I relate this dream to my wife's difficult health throughout our marriage, and how now it is my turn. At the same time, one of the important ideas now, is to keep a good sense of humor and laugh a lot. That is very healing. I feel such gladness and gratitude

The Blessing of Illness

[reposted from 9-26-2012] [This blog is recorded]
None of us want to be sick, and yet we all experience the occasional cold, flu, or something more serious. Some persons, like my wife, who have a weak immune system, deal with a body that is prone to catch whatever bug is going around. Having such a delicate bodily instrument, if they don’t eat and sleep properly they become more susceptible to illness. Thus my wife is a much greater expert than me in understanding the benefits of sickness to her spiritual life and how the body can be a great teacher. Never the less, I have a few experiences that have helped me appreciate the value of illness. [Though since this blog was written I have the experience of dealing with cancer and my possible physical demise, which sounds scary to most of us, I still am not as experienced as my wife. This is because I have no painful effects, though through my natural treatment I require more sleep and keep a strict diet which can be challenging. I can say, as I have frequently, that cancer has been a huge blessing in my life, which this blog is meant to demonstrate]

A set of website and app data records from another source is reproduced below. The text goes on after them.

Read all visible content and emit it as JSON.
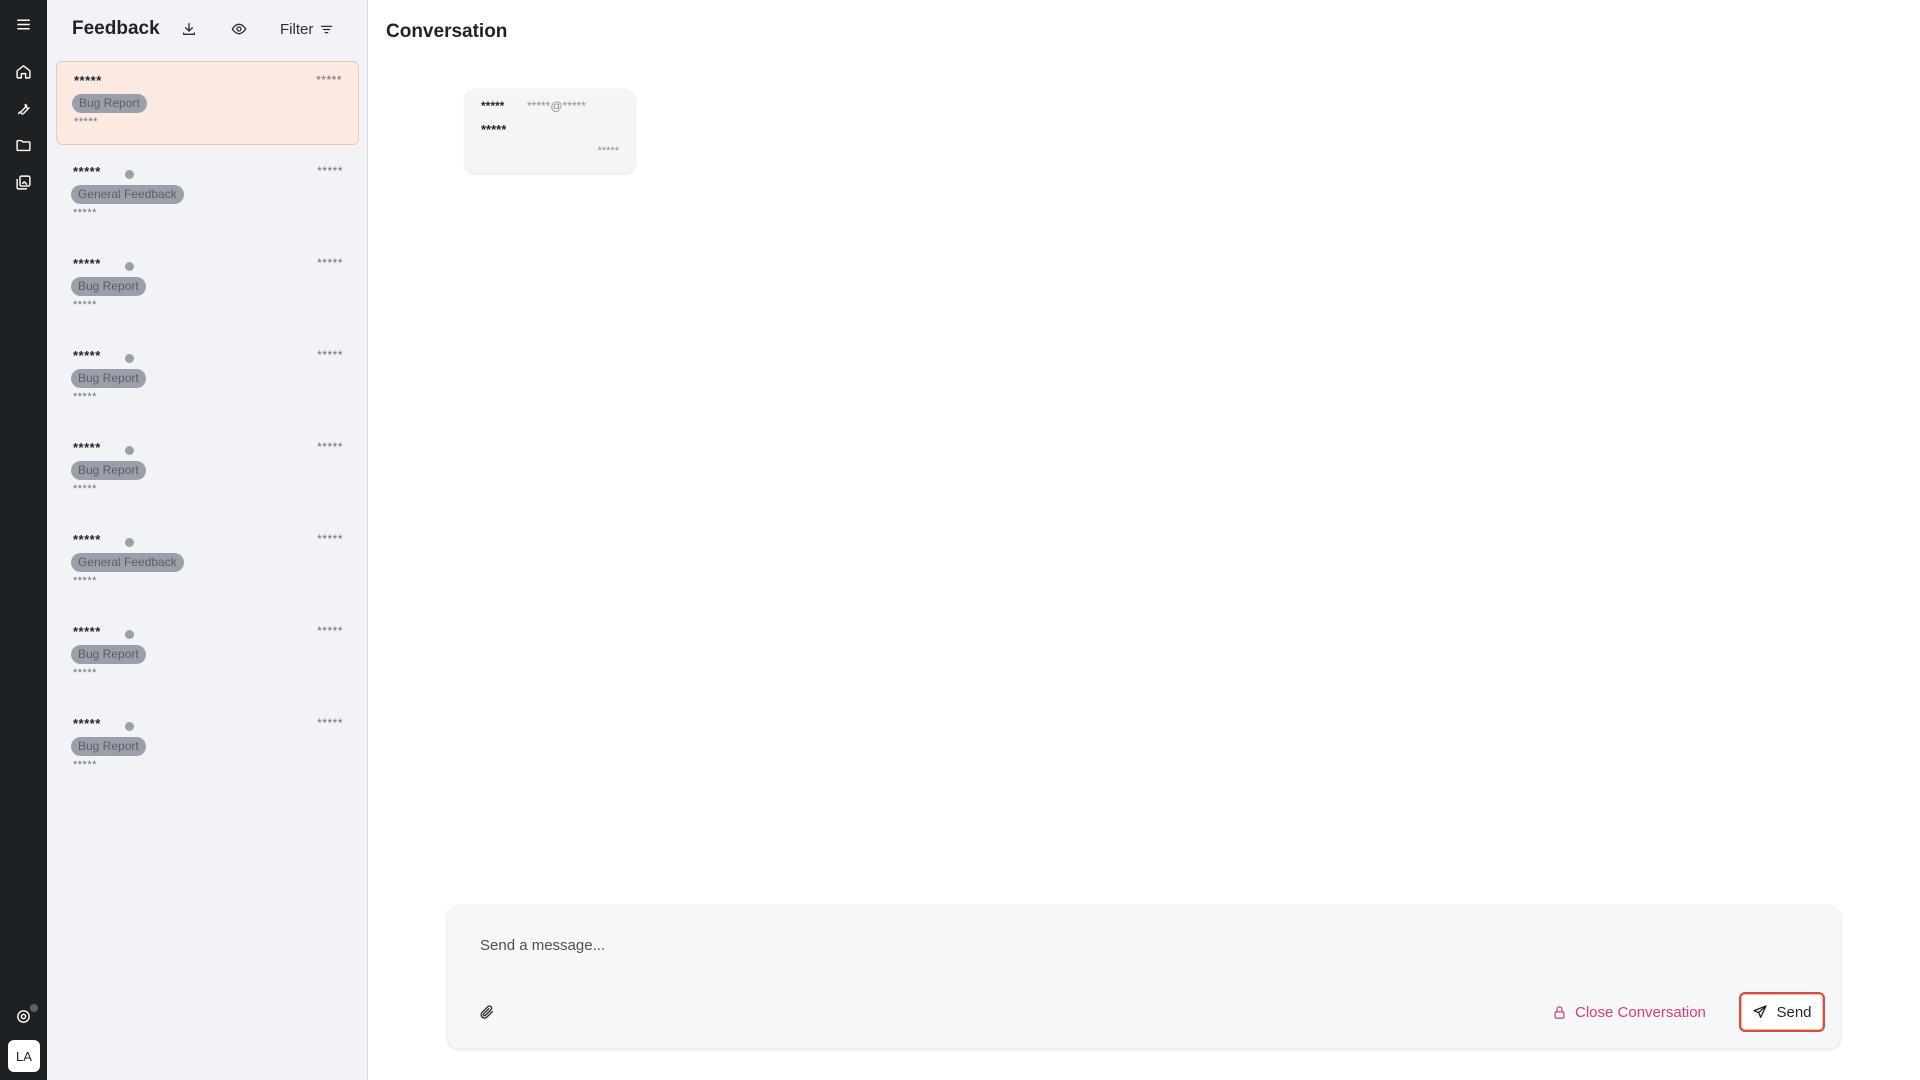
{
  "rail": {
    "icons": [
      "menu-icon",
      "home-icon",
      "wrench-icon",
      "folder-icon",
      "gallery-icon",
      "support-icon"
    ],
    "avatar": "LA"
  },
  "feedback": {
    "title": "Feedback",
    "filter_label": "Filter",
    "items": [
      {
        "name": "*****",
        "date": "*****",
        "tag": "Bug Report",
        "sub": "*****",
        "active": true,
        "unread": false
      },
      {
        "name": "*****",
        "date": "*****",
        "tag": "General Feedback",
        "sub": "*****",
        "active": false,
        "unread": true
      },
      {
        "name": "*****",
        "date": "*****",
        "tag": "Bug Report",
        "sub": "*****",
        "active": false,
        "unread": true
      },
      {
        "name": "*****",
        "date": "*****",
        "tag": "Bug Report",
        "sub": "*****",
        "active": false,
        "unread": true
      },
      {
        "name": "*****",
        "date": "*****",
        "tag": "Bug Report",
        "sub": "*****",
        "active": false,
        "unread": true
      },
      {
        "name": "*****",
        "date": "*****",
        "tag": "General Feedback",
        "sub": "*****",
        "active": false,
        "unread": true
      },
      {
        "name": "*****",
        "date": "*****",
        "tag": "Bug Report",
        "sub": "*****",
        "active": false,
        "unread": true
      },
      {
        "name": "*****",
        "date": "*****",
        "tag": "Bug Report",
        "sub": "*****",
        "active": false,
        "unread": true
      }
    ]
  },
  "conversation": {
    "title": "Conversation",
    "message": {
      "name": "*****",
      "email": "*****@*****",
      "text": "*****",
      "time": "*****"
    }
  },
  "composer": {
    "placeholder": "Send a message...",
    "close_label": "Close Conversation",
    "send_label": "Send"
  },
  "colors": {
    "rail_bg": "#1e2124",
    "list_bg": "#f1f3f7",
    "active_item_bg": "#fbe9e2",
    "tag_bg": "#9aa0aa",
    "danger": "#d63e72",
    "send_border": "#d64a54"
  }
}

Having a background in Krishna consciousness and a trained philosophical eye and heart helps us see everything—even great reverses—in relationship to Krishna and bhakti. Illness can bring us to our knees in surrender and teach us the smallness of our existence (even Shrila Bhaktivinoda Thakur glorified ill health for this very reason, and he underwent many bouts of sickness in his life). I was reminded of this after I ate something at Radhastami that didn’t agree with me, and have had the runs for the last 3 days. While not a pleasant experience on one level, I also practically experienced how sickness can be a helpful part of our spiritual journey.

We have the saying that, “If you don’t have your health, you don’t have anything.” While there is relative truth in this, I would say that “If you don’t have Krishna consciousness or a spiritual perspective on life, you don’t have anything.” Certainly we should all endeavor to be healthy, and not fall sick, yet regardless of the condition of our body it’s important to understand our soul beyond the temporary body.

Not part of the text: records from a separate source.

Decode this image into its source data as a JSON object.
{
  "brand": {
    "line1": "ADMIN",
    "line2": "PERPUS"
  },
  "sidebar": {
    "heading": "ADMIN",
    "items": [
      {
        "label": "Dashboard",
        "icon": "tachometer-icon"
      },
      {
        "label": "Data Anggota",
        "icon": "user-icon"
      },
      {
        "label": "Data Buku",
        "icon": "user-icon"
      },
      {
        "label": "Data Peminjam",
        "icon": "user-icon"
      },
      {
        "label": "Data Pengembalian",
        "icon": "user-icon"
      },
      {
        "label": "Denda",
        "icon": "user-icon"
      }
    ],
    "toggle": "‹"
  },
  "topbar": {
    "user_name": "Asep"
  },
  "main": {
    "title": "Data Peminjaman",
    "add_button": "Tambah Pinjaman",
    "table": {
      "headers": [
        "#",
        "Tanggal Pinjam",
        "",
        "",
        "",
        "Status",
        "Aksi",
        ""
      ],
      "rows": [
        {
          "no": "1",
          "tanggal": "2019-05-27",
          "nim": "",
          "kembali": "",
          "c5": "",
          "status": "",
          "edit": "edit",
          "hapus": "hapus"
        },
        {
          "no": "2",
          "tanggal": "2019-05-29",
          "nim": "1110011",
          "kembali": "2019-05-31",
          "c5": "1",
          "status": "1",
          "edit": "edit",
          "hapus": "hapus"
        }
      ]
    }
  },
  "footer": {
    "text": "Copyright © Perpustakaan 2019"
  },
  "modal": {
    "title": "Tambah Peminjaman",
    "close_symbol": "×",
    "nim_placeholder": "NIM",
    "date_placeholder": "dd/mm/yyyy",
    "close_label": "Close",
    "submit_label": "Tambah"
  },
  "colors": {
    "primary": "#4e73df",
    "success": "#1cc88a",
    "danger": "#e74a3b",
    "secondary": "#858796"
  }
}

Success—What it is, and How to get it!

[reposted from 2011-01-26] SUCCESS, WHAT IT IS, AND HOW TO GET IT: To make the claim of today’s title, which might be promised by motivational speakers or writers, I would have to give a universal definition of success. Though I honestly don’t think this is possible, I could do my best to say that in general, success means to be happy—though even here, at different times, people would disagree for various good and bad reasons. In any case, if we can agree for the sake of this blog, that in general people want to experience happiness and avoid distress, we might still argue over the best way to reach this sometimes illusive state.

For some people happiness or peace of mind can seem like the carrot before the donkey—always seeming to be within reach, but never quite obtained. We might have an ever-increasing list of things required to come to our ideal state of happiness—got to have that IPad, and this app, and then that app! To our motivational guru, this would sound terribly negative, since they believe that we can have anything we want if we want it badly enough.

Although the Vedas and Krishna devotees might agree that one can have most anything desired either today or in some lifetime they would caution us that although one may be temporarily happy, it can’t last. The nature of the world is constantly changing, including our body, senses and mind. For instance, toys or dolls no longer are objects of happiness for an adult, or as an old person our ability to enjoy certain foods is lost—though we may still desire them!

Besides this, and fundamentally more important, since our identity is not material but spiritual, worldly things can’t bring the soul happiness.

Syndicate content